name but a fewas well as all the other assessment processes
for services (such as Special Educational Needs assessments, social
services assessments). For this reason alone, we know that they
would welcome one less set of forms to fill out.
(22) However, it should be noted that even
if all charges were to be abolished, it would still be necessary
to continue a system of refunding fares to hospital, as these
costs are incurred in petrol, train fares or mini cab fares rather
than charged for by the NHS. Indeed as we say above, we would
like to see an extension of this system to cover the costs of
visiting a sick child in hospital.
(23) There are other costs which families
with disabled children incur as a result of receiving inadequate
assistance from the NHS. The most frequent enquiry we receive
from parents concerns the supply of incontinence pads. This is
usually described as totally inadequate, which means that parents
have to supplement supplies using their own resources.
(24) If charges are to remain, it is vital
that parents are informed about their rights to receive financial
support. Contact a Family often hears from parents who have gone
without their rightful entitlements, often for many years.
(25) We do not believe that it is the responsibility
of already hard-pressed NHS staff to learn the ins and outs of
a hugely complex benefit and tax credit system. However, it would
not seem unrealistic for staff to have a basic awareness of specific
help around NHS costs (for example, the low income scheme for
help with dental charges). We also see that it would be entirely
appropriate for staff to gain a reasonable idea of which client
groups may be entitled to additional help (eg pensioners, disabled
people, single parents, low income earners) and purely to sign
post them to the many excellent voluntary organisations which
can advise them in detail.
(26) For example, for health service staff
to suggest to pensioners that it would be worth their while checking
with Help the Aged whether there are any benefits or concessions
that they can benefit from. Contact a Family has recently started
a three year joint project with the Royal College of Paediatrics
and Child Health to ensure that all paediatricians refer families
with disabled children to Contact a Family, so that we can make
sure that they are getting their full entitlements and are in
touch with appropriate support groups. Very often, the voluntary
sector is in an ideal position to provide expert, impartial help
and advice and is already trusted by patients and their families.
We also support initiatives such as basing Citizens Advice Bureau
outreach workers in health settings.
(27) We would recommend that health service
staff are given signposting training and support to make appropriate

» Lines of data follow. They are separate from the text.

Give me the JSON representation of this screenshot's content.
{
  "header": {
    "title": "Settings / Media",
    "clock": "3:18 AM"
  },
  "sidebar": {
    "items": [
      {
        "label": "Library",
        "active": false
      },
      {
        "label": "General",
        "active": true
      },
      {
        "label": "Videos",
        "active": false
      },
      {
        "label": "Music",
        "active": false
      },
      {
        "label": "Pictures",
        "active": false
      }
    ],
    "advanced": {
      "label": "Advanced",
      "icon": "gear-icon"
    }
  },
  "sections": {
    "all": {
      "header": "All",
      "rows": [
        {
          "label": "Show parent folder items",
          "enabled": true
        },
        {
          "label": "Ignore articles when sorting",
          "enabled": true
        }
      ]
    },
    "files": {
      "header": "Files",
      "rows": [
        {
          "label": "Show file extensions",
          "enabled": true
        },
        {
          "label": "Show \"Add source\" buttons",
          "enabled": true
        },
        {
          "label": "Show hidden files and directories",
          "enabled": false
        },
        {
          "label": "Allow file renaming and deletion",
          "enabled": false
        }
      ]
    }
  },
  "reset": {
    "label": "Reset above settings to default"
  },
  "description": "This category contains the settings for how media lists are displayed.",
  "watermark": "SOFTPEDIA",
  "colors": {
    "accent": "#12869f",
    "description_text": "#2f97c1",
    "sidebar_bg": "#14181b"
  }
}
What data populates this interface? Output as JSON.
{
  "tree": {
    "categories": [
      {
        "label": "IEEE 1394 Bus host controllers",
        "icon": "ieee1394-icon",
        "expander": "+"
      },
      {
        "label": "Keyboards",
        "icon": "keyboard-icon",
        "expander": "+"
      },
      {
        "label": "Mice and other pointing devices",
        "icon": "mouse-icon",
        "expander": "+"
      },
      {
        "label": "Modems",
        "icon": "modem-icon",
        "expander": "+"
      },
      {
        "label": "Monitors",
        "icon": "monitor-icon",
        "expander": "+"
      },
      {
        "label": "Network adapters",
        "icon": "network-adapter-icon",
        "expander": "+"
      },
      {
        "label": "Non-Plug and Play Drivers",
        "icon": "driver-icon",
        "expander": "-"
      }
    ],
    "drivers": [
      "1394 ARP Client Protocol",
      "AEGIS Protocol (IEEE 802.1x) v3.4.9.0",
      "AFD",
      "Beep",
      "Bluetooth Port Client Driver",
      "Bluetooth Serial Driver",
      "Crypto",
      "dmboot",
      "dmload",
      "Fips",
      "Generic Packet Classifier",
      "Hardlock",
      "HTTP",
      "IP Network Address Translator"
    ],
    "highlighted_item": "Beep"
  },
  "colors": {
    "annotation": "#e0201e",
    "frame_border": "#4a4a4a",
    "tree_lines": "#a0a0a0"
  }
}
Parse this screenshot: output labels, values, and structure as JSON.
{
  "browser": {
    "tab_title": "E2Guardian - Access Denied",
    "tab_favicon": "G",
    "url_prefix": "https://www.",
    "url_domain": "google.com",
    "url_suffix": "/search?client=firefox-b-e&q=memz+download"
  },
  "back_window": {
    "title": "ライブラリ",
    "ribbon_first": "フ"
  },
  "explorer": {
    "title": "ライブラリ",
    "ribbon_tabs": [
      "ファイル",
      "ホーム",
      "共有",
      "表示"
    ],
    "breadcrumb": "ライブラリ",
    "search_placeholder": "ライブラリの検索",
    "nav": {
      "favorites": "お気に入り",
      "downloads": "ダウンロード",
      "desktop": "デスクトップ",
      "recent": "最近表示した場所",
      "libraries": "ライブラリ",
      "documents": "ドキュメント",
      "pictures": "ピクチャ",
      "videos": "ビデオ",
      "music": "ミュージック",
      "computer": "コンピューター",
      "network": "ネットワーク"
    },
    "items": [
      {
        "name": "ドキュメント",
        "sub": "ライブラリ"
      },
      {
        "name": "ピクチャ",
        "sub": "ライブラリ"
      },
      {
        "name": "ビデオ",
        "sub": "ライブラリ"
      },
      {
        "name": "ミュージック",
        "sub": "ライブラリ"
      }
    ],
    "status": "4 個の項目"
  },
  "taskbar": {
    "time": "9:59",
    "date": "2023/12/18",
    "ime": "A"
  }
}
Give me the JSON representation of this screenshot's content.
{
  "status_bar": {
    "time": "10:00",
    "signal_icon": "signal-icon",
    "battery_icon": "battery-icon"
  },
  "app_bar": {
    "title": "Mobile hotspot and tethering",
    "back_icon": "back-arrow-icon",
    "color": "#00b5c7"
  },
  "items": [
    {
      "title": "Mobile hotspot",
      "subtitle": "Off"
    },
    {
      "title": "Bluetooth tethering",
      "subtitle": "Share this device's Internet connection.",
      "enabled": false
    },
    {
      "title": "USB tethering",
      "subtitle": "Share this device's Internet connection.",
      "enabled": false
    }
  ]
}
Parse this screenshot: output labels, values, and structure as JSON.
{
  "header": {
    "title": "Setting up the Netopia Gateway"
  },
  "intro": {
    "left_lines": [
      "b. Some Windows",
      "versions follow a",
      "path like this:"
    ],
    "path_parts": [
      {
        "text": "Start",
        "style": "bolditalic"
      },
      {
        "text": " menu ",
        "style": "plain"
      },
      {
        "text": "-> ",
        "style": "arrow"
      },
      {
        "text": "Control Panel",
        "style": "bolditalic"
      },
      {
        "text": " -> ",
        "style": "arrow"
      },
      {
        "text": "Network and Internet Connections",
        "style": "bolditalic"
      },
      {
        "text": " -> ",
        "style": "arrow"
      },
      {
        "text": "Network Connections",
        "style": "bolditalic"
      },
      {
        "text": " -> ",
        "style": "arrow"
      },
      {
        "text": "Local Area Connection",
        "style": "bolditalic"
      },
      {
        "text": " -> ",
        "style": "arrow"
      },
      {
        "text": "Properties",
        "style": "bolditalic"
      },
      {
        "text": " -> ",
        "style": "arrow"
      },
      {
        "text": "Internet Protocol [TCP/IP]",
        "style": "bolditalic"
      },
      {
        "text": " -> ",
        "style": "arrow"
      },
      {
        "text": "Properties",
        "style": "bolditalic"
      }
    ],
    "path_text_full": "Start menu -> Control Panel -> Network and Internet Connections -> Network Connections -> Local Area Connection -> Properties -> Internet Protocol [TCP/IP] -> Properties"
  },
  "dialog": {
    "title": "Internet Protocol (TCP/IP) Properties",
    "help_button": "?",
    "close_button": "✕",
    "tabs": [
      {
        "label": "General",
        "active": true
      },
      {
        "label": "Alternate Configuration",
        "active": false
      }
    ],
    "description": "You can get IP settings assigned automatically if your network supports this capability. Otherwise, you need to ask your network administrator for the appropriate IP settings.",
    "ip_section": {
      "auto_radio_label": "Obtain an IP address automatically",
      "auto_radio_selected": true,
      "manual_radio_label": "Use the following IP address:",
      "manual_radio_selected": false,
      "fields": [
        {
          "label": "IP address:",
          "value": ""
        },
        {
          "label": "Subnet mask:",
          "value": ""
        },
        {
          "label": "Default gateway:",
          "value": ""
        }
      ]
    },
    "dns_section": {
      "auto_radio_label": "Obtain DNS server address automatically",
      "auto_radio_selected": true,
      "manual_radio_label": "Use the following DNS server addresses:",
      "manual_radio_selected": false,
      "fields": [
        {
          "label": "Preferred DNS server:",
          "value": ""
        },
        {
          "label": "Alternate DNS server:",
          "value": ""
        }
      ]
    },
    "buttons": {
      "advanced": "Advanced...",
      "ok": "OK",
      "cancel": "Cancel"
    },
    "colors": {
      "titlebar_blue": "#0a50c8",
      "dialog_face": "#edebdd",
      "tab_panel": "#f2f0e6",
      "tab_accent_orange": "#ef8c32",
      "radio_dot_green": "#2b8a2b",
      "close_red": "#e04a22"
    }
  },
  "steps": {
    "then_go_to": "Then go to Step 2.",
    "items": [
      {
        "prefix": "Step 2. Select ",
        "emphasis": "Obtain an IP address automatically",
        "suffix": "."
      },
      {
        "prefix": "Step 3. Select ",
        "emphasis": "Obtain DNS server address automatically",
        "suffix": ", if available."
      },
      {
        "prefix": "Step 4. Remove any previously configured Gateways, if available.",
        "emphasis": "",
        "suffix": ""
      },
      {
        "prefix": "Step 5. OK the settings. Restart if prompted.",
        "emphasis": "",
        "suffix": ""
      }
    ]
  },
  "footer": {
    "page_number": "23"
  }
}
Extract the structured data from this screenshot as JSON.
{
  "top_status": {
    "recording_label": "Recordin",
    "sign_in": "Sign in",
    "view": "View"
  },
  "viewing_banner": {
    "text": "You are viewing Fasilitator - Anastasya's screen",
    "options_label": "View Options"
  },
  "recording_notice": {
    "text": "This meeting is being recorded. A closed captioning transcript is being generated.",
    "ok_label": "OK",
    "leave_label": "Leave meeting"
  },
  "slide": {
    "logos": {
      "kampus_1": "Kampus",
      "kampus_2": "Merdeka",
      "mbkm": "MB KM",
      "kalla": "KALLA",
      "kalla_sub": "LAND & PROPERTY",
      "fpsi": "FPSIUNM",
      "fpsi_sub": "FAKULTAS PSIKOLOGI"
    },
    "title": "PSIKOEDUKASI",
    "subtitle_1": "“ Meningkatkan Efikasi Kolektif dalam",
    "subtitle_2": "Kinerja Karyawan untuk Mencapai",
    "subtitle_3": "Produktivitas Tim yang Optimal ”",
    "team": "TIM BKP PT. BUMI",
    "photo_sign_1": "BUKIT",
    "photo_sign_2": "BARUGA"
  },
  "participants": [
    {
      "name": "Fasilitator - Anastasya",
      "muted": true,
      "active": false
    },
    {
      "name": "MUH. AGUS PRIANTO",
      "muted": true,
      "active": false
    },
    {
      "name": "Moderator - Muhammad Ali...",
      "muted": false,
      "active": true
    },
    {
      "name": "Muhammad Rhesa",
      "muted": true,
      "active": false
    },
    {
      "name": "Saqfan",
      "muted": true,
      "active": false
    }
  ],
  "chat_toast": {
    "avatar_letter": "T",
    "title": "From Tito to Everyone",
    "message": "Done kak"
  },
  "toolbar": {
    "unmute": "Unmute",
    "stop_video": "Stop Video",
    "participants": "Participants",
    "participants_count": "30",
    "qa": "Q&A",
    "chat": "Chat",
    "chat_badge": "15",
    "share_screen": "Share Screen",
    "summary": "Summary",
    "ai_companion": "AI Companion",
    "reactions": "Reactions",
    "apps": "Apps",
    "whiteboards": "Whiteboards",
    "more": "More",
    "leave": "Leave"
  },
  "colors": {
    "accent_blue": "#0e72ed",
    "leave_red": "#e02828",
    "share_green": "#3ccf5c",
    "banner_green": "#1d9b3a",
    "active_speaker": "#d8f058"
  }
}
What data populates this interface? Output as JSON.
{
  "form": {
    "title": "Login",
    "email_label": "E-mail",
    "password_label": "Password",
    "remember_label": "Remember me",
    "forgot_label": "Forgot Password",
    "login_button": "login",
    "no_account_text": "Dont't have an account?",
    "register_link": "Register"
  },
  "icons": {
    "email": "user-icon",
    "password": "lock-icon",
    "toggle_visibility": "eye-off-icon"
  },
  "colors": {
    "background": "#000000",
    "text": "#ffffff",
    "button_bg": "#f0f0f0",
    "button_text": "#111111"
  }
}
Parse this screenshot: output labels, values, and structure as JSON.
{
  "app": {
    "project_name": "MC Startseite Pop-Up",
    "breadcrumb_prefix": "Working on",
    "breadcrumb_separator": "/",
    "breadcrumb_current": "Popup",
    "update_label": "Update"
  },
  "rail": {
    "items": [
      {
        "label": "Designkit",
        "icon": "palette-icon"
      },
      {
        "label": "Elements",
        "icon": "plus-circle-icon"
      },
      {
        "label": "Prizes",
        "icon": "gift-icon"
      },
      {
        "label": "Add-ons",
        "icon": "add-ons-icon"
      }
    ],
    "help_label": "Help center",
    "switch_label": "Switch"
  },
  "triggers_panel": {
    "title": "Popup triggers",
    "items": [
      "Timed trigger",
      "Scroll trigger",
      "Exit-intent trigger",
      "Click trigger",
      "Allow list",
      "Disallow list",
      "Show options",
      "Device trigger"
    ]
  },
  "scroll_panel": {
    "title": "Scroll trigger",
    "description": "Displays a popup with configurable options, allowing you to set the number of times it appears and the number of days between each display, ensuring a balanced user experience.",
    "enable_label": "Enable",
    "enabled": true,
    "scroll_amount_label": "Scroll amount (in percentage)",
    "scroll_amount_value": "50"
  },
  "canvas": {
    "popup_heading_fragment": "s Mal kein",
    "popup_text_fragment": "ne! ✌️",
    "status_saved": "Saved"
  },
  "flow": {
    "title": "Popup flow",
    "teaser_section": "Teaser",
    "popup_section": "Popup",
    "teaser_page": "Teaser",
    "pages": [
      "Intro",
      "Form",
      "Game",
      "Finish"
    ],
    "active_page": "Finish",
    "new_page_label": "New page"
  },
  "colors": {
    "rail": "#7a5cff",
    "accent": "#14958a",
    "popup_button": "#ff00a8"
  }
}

referrals. The health benefits to individual patients of increasing
income should be stressed. There is reasonable evidence of greater
reported wellbeing as a result of welfare rights advice such as
reduced stress and fewer visits to GPs.
Contact a Family